__Aim of the task__. Could you print every record exactly as it stands?

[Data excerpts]
________________________
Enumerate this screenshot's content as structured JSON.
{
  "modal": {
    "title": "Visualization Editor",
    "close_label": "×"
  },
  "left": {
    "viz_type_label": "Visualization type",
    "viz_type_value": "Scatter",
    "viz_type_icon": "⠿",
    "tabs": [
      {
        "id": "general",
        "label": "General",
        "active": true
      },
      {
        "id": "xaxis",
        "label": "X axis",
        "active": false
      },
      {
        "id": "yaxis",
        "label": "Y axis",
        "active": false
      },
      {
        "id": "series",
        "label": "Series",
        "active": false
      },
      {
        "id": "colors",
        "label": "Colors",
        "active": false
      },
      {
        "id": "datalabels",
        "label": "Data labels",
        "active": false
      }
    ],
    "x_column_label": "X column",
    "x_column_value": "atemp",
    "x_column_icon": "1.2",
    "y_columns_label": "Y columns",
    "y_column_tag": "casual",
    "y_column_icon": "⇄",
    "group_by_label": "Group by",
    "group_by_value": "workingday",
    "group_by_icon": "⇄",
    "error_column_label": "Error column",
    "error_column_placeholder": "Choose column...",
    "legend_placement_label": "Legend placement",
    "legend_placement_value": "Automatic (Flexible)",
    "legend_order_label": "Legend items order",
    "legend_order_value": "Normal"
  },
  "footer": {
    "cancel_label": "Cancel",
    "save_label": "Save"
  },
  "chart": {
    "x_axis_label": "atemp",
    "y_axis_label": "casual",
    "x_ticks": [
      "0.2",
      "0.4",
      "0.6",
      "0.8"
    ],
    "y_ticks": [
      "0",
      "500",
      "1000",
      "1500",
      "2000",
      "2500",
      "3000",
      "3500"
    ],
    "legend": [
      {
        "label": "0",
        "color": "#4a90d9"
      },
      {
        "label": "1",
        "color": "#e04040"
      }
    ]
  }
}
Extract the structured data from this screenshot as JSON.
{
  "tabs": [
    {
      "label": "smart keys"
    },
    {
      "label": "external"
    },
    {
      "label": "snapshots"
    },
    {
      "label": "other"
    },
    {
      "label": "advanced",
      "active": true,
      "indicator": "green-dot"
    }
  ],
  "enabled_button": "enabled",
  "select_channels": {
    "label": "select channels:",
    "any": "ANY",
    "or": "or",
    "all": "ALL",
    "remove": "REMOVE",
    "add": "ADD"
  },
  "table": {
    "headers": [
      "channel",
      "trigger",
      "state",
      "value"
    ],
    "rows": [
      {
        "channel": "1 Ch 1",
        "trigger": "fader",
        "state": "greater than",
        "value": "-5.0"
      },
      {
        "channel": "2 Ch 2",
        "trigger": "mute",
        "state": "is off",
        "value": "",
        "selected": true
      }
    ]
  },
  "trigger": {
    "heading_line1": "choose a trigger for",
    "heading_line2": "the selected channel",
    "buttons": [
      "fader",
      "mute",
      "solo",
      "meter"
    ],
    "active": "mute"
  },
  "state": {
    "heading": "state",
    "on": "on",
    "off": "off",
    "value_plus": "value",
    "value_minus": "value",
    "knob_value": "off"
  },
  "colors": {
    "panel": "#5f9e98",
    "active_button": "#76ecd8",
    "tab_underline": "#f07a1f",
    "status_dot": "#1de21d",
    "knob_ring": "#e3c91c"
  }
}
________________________
__Completed exercise__.
Enumerate this screenshot's content as structured JSON.
{
  "modal": {
    "title": "Visualization Editor",
    "close_label": "×"
  },
  "left": {
    "viz_type_label": "Visualization type",
    "viz_type_value": "Scatter",
    "viz_type_icon": "⠿",
    "tabs": [
      {
        "id": "general",
        "label": "General",
        "active": true
      },
      {
        "id": "xaxis",
        "label": "X axis",
        "active": false
      },
      {
        "id": "yaxis",
        "label": "Y axis",
        "active": false
      },
      {
        "id": "series",
        "label": "Series",
        "active": false
      },
      {
        "id": "colors",
        "label": "Colors",
        "active": false
      },
      {
        "id": "datalabels",
        "label": "Data labels",
        "active": false
      }
    ],
    "x_column_label": "X column",
    "x_column_value": "atemp",
    "x_column_icon": "1.2",
    "y_columns_label": "Y columns",
    "y_column_tag": "casual",
    "y_column_icon": "⇄",
    "group_by_label": "Group by",
    "group_by_value": "workingday",
    "group_by_icon": "⇄",
    "error_column_label": "Error column",
    "error_column_placeholder": "Choose column...",
    "legend_placement_label": "Legend placement",
    "legend_placement_value": "Automatic (Flexible)",
    "legend_order_label": "Legend items order",
    "legend_order_value": "Normal"
  },
  "footer": {
    "cancel_label": "Cancel",
    "save_label": "Save"
  },
  "chart": {
    "x_axis_label": "atemp",
    "y_axis_label": "casual",
    "x_ticks": [
      "0.2",
      "0.4",
      "0.6",
      "0.8"
    ],
    "y_ticks": [
      "0",
      "500",
      "1000",
      "1500",
      "2000",
      "2500",
      "3000",
      "3500"
    ],
    "legend": [
      {
        "label": "0",
        "color": "#4a90d9"
      },
      {
        "label": "1",
        "color": "#e04040"
      }
    ]
  }
}
Extract the structured data from this screenshot as JSON.
{
  "tabs": [
    {
      "label": "smart keys"
    },
    {
      "label": "external"
    },
    {
      "label": "snapshots"
    },
    {
      "label": "other"
    },
    {
      "label": "advanced",
      "active": true,
      "indicator": "green-dot"
    }
  ],
  "enabled_button": "enabled",
  "select_channels": {
    "label": "select channels:",
    "any": "ANY",
    "or": "or",
    "all": "ALL",
    "remove": "REMOVE",
    "add": "ADD"
  },
  "table": {
    "headers": [
      "channel",
      "trigger",
      "state",
      "value"
    ],
    "rows": [
      {
        "channel": "1 Ch 1",
        "trigger": "fader",
        "state": "greater than",
        "value": "-5.0"
      },
      {
        "channel": "2 Ch 2",
        "trigger": "mute",
        "state": "is off",
        "value": "",
        "selected": true
      }
    ]
  },
  "trigger": {
    "heading_line1": "choose a trigger for",
    "heading_line2": "the selected channel",
    "buttons": [
      "fader",
      "mute",
      "solo",
      "meter"
    ],
    "active": "mute"
  },
  "state": {
    "heading": "state",
    "on": "on",
    "off": "off",
    "value_plus": "value",
    "value_minus": "value",
    "knob_value": "off"
  },
  "colors": {
    "panel": "#5f9e98",
    "active_button": "#76ecd8",
    "tab_underline": "#f07a1f",
    "status_dot": "#1de21d",
    "knob_ring": "#e3c91c"
  }
}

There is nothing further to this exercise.